“This nonsense has never happened to another President,” he wrote. “Four days of corrupt reporting, still without an apology. But there are many things that the Fake News Media has not apologized to me for, like the Witch Hunt, or SpyGate! The LameStream Media and their Democrat partner should start playing it straight. It would be so much better for our Country!”

It’s hard to overstate the importance of this and similar arguments to Trump’s politics. Trump, according to Trump, is uniquely targeted by the news media, a function of the media’s purported alliance with Trump’s political opponents. The reality, of course, is primarily that Trump is willing to make untrue and misleading claims with far less trepidation than past presidents. Or, really, mayors. Or dog catchers.

This serves him well in two ways: It misrepresents at-times unflattering information for his base of supporters; and it continues to foster the exact argument made above — that he is at war with the media, and vice versa. That sentiment then endears him to his base even more. To the extent that his appeal is rooted in a sense that cultural forces are pushing his supporters away, Trump’s battle with the media is a battle directly against those forces.

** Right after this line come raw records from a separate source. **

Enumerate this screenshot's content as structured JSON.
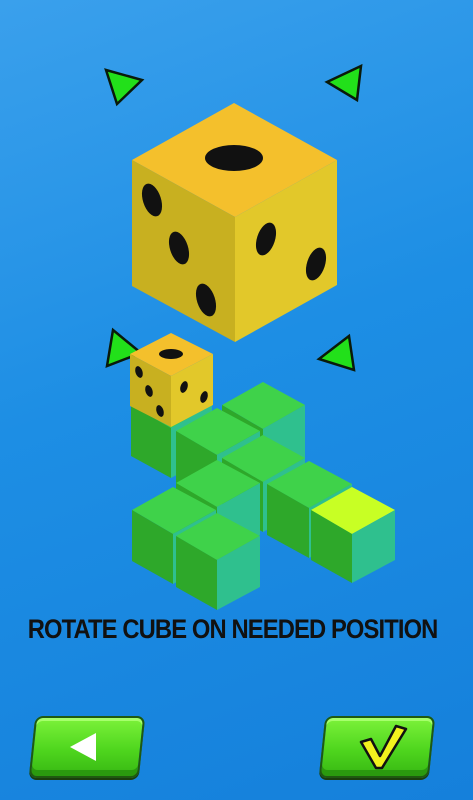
{
  "instruction": "ROTATE CUBE ON NEEDED POSITION",
  "colors": {
    "background": "#1d8ee4",
    "die_top": "#f4c02c",
    "die_left": "#c9b322",
    "die_right": "#e0c62a",
    "pip": "#111111",
    "tile_top": "#3fd24a",
    "tile_left": "#2ea82a",
    "tile_right": "#2fc08e",
    "goal_top": "#c8ff24",
    "arrow": "#22e01a",
    "button": "#55d820"
  },
  "icons": {
    "rotate_arrows": "triangle-arrow-icon",
    "back_button": "left-triangle-icon",
    "confirm_button": "checkmark-icon"
  }
}
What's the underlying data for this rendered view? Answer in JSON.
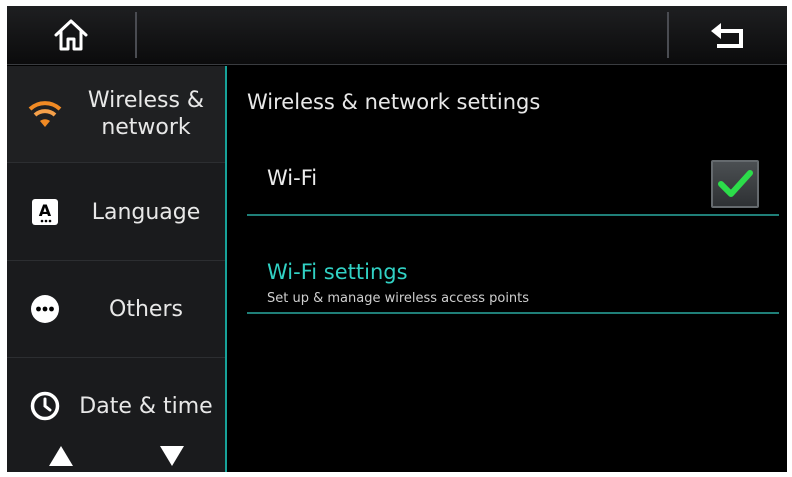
{
  "topbar": {
    "home_icon": "home-icon",
    "back_icon": "back-arrow-icon"
  },
  "sidebar": {
    "items": [
      {
        "label_line1": "Wireless &",
        "label_line2": "network",
        "icon": "wifi-icon"
      },
      {
        "label": "Language",
        "icon": "language-icon"
      },
      {
        "label": "Others",
        "icon": "more-dots-icon"
      },
      {
        "label": "Date & time",
        "icon": "clock-icon"
      }
    ],
    "up_icon": "triangle-up-icon",
    "down_icon": "triangle-down-icon"
  },
  "main": {
    "section_title": "Wireless & network settings",
    "wifi": {
      "label": "Wi-Fi",
      "checked": true
    },
    "wifi_settings": {
      "title": "Wi-Fi settings",
      "subtitle": "Set up & manage wireless access points"
    }
  },
  "colors": {
    "accent": "#31d1c4",
    "divider": "#1f7f78",
    "check": "#2cdc4a",
    "wifi_orange": "#f08a24"
  }
}
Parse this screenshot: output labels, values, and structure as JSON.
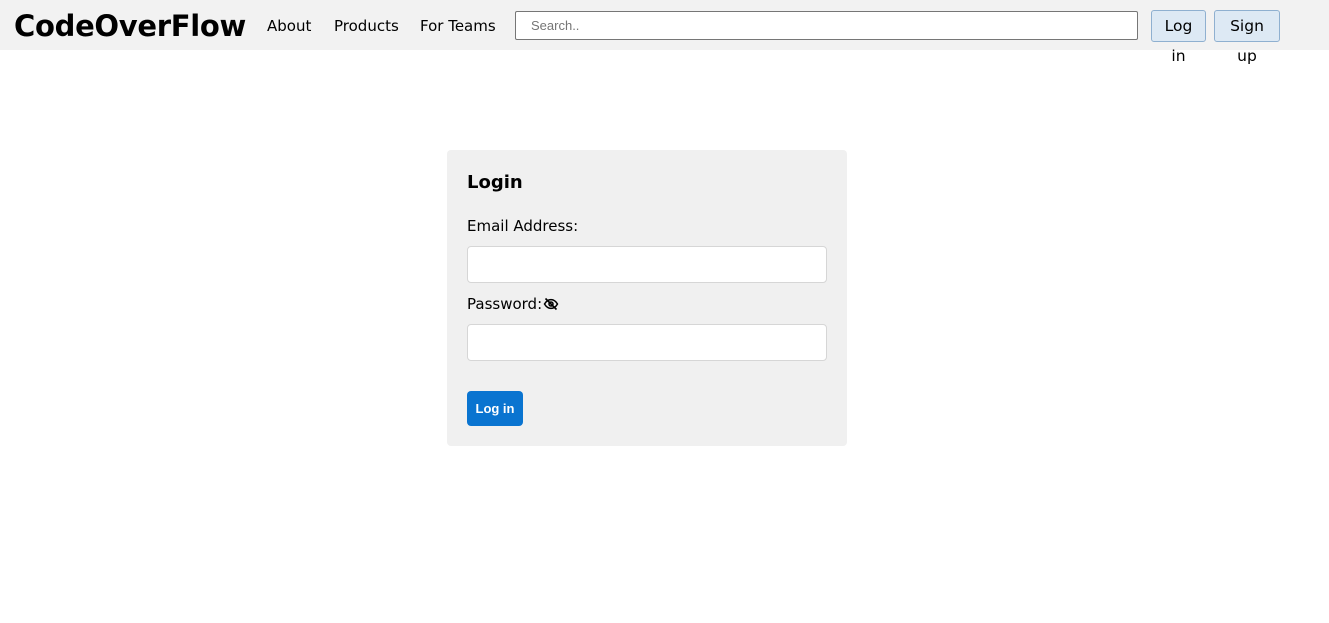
{
  "header": {
    "brand": "CodeOverFlow",
    "nav": {
      "about": "About",
      "products": "Products",
      "teams": "For Teams"
    },
    "search": {
      "placeholder": "Search..",
      "value": ""
    },
    "login_label": "Log in",
    "signup_label": "Sign up"
  },
  "login_form": {
    "title": "Login",
    "email_label": "Email Address:",
    "email_value": "",
    "password_label": "Password:",
    "password_value": "",
    "password_toggle_icon": "eye-slash-icon",
    "submit_label": "Log in"
  },
  "colors": {
    "navbar_bg": "#f2f2f2",
    "card_bg": "#f0f0f0",
    "primary": "#0a74d0",
    "header_button_bg": "#dde9f4"
  }
}
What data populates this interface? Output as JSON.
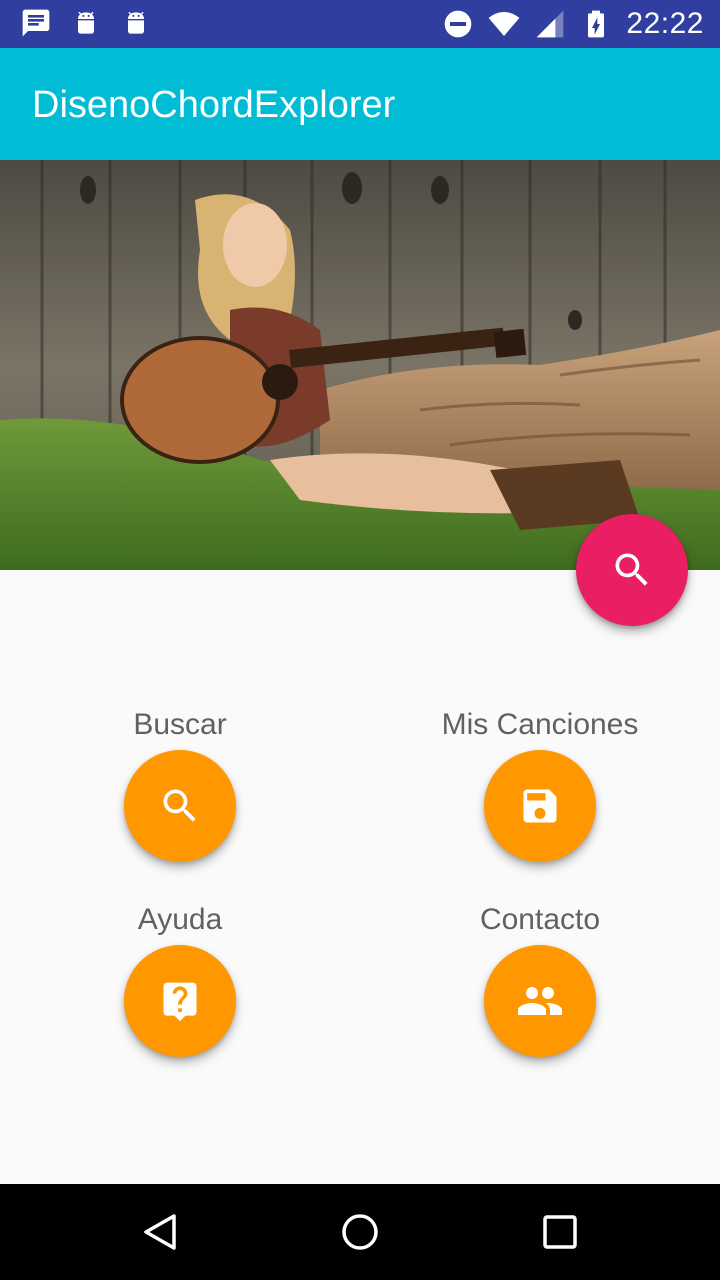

And we arrive at Friday, when Trump’s insistence about the threat faced by Alabama — a nearly paralyzing insistence that involved a personal appeal to a reporter from his favorite news outlet — has evolved into a by-the-book war between Trump and the press. Trump can’t win the debate on the merits, which has often proved to be the case in his battles with reporters. So it gets swept into this broader narrative of how the media is out to get him.

There’s a coda to this that was probably predictable from the moment that the media began focusing on Trump’s marker-altered map.

The Alabama fight is now about pitting Trump against the hated cultural elites and making a bit of cash for the campaign at the same time. If you can’t win a debate on the merits, you might as well put it to use in other ways.